START INPUT

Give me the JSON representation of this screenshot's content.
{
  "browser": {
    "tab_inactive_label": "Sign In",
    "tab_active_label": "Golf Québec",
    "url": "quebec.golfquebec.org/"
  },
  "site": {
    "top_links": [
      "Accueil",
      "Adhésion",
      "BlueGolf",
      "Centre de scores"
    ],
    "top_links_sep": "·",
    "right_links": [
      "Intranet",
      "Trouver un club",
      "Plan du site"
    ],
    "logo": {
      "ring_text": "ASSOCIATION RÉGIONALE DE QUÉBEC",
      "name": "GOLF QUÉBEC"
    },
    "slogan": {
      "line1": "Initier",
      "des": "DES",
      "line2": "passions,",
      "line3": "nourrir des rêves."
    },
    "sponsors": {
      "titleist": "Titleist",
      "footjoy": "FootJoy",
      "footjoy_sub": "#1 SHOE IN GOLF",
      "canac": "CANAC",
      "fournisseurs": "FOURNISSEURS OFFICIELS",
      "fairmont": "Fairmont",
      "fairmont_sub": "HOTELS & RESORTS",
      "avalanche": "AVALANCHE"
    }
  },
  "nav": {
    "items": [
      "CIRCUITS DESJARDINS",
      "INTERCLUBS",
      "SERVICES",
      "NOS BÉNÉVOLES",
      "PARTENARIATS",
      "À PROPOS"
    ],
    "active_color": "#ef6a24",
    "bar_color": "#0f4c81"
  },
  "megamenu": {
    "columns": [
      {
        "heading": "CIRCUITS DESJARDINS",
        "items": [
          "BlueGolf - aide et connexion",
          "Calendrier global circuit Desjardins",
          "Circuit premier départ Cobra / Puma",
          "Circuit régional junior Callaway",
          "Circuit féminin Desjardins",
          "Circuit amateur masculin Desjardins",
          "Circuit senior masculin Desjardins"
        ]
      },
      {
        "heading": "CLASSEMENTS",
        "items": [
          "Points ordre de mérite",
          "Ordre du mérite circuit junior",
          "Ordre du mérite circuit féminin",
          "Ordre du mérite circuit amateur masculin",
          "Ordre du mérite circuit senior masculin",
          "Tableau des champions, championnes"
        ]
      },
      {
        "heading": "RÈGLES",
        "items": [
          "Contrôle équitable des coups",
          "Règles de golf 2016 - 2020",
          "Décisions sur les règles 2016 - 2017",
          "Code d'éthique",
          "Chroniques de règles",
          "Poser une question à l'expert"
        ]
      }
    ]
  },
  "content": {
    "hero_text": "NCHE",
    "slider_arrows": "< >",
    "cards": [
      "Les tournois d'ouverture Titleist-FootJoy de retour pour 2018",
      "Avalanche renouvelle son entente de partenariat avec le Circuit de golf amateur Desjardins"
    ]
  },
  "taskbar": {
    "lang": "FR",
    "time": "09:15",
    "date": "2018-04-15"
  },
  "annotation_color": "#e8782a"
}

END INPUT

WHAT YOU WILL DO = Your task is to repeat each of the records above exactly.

RESPONSE TO THIS TASK =
Give me the JSON representation of this screenshot's content.
{
  "browser": {
    "tab_inactive_label": "Sign In",
    "tab_active_label": "Golf Québec",
    "url": "quebec.golfquebec.org/"
  },
  "site": {
    "top_links": [
      "Accueil",
      "Adhésion",
      "BlueGolf",
      "Centre de scores"
    ],
    "top_links_sep": "·",
    "right_links": [
      "Intranet",
      "Trouver un club",
      "Plan du site"
    ],
    "logo": {
      "ring_text": "ASSOCIATION RÉGIONALE DE QUÉBEC",
      "name": "GOLF QUÉBEC"
    },
    "slogan": {
      "line1": "Initier",
      "des": "DES",
      "line2": "passions,",
      "line3": "nourrir des rêves."
    },
    "sponsors": {
      "titleist": "Titleist",
      "footjoy": "FootJoy",
      "footjoy_sub": "#1 SHOE IN GOLF",
      "canac": "CANAC",
      "fournisseurs": "FOURNISSEURS OFFICIELS",
      "fairmont": "Fairmont",
      "fairmont_sub": "HOTELS & RESORTS",
      "avalanche": "AVALANCHE"
    }
  },
  "nav": {
    "items": [
      "CIRCUITS DESJARDINS",
      "INTERCLUBS",
      "SERVICES",
      "NOS BÉNÉVOLES",
      "PARTENARIATS",
      "À PROPOS"
    ],
    "active_color": "#ef6a24",
    "bar_color": "#0f4c81"
  },
  "megamenu": {
    "columns": [
      {
        "heading": "CIRCUITS DESJARDINS",
        "items": [
          "BlueGolf - aide et connexion",
          "Calendrier global circuit Desjardins",
          "Circuit premier départ Cobra / Puma",
          "Circuit régional junior Callaway",
          "Circuit féminin Desjardins",
          "Circuit amateur masculin Desjardins",
          "Circuit senior masculin Desjardins"
        ]
      },
      {
        "heading": "CLASSEMENTS",
        "items": [
          "Points ordre de mérite",
          "Ordre du mérite circuit junior",
          "Ordre du mérite circuit féminin",
          "Ordre du mérite circuit amateur masculin",
          "Ordre du mérite circuit senior masculin",
          "Tableau des champions, championnes"
        ]
      },
      {
        "heading": "RÈGLES",
        "items": [
          "Contrôle équitable des coups",
          "Règles de golf 2016 - 2020",
          "Décisions sur les règles 2016 - 2017",
          "Code d'éthique",
          "Chroniques de règles",
          "Poser une question à l'expert"
        ]
      }
    ]
  },
  "content": {
    "hero_text": "NCHE",
    "slider_arrows": "< >",
    "cards": [
      "Les tournois d'ouverture Titleist-FootJoy de retour pour 2018",
      "Avalanche renouvelle son entente de partenariat avec le Circuit de golf amateur Desjardins"
    ]
  },
  "taskbar": {
    "lang": "FR",
    "time": "09:15",
    "date": "2018-04-15"
  },
  "annotation_color": "#e8782a"
}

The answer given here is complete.